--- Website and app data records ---
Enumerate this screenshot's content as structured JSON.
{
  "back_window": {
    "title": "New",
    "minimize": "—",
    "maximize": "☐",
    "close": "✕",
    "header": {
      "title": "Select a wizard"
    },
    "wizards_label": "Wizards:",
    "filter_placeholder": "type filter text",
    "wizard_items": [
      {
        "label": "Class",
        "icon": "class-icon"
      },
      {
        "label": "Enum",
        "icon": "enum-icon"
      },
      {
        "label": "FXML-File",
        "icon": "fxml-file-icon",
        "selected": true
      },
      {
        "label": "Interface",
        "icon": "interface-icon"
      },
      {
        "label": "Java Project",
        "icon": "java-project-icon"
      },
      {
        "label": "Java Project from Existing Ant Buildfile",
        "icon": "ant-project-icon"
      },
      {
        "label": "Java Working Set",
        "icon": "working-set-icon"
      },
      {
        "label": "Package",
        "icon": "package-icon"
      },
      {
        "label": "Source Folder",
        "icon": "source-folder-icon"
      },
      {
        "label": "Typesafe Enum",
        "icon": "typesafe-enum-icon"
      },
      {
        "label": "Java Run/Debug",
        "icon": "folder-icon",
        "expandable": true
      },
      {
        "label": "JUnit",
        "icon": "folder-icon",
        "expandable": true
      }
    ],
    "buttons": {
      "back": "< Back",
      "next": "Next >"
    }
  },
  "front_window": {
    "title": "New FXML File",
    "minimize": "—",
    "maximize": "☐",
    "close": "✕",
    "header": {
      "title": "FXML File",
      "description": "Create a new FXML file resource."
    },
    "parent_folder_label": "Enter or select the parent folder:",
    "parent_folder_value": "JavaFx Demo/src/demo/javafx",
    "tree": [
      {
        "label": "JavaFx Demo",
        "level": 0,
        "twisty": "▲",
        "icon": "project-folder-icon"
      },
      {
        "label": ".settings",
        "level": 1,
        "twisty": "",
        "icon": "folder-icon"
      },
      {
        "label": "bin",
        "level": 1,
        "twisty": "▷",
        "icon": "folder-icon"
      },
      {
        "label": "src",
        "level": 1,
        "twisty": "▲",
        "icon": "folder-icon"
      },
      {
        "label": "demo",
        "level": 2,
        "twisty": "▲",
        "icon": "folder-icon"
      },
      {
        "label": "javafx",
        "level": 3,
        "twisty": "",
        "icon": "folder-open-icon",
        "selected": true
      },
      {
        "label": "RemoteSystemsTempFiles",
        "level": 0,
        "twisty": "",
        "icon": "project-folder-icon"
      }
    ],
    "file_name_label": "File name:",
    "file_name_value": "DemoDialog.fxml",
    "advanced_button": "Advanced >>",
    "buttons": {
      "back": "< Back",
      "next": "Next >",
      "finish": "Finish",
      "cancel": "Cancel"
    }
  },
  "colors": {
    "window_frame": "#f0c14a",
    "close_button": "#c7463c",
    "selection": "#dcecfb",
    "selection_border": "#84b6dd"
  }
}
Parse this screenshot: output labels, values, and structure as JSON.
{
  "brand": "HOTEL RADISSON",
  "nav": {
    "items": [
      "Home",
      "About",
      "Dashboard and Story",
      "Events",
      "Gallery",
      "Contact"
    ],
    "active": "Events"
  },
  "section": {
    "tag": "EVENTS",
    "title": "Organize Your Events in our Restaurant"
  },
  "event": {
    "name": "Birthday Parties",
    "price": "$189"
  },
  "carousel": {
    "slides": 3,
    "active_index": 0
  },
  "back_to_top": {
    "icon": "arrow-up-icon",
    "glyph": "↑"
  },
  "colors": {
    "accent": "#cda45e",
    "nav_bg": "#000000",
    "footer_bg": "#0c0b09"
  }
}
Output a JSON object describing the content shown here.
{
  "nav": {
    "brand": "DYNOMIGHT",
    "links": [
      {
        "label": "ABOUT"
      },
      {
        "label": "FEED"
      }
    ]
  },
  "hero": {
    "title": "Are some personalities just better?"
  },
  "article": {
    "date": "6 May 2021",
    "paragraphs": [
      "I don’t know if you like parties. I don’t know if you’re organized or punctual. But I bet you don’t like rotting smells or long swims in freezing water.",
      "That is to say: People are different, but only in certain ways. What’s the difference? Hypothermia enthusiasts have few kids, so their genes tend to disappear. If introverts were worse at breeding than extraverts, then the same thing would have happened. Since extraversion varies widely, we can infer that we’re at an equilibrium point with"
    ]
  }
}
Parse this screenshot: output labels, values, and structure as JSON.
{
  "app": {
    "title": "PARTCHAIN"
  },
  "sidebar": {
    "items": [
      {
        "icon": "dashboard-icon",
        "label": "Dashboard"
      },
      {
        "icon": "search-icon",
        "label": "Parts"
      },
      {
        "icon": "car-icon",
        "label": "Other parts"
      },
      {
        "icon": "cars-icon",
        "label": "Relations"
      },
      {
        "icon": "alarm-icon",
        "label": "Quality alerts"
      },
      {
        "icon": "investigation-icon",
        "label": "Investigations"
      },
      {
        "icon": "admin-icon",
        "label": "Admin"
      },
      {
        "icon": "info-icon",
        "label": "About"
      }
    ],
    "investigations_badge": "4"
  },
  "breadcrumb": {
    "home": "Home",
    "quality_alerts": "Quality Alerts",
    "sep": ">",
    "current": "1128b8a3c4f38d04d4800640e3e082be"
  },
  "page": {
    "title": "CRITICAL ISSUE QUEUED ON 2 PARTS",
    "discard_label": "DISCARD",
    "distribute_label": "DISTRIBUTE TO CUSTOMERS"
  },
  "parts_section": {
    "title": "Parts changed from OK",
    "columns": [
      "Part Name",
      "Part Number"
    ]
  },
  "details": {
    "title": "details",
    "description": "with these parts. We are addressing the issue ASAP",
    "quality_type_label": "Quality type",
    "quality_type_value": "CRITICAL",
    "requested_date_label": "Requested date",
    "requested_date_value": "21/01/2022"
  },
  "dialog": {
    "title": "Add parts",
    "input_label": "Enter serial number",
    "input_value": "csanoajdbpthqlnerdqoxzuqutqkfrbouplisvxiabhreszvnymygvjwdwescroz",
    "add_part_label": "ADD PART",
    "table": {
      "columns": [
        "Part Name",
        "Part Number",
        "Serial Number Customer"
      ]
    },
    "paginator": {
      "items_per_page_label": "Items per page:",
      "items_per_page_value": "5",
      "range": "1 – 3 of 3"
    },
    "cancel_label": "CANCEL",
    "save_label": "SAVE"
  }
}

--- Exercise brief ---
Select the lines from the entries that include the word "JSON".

--- Written answer ---
Enumerate this screenshot's content as structured JSON.
Parse this screenshot: output labels, values, and structure as JSON.
Output a JSON object describing the content shown here.
Parse this screenshot: output labels, values, and structure as JSON.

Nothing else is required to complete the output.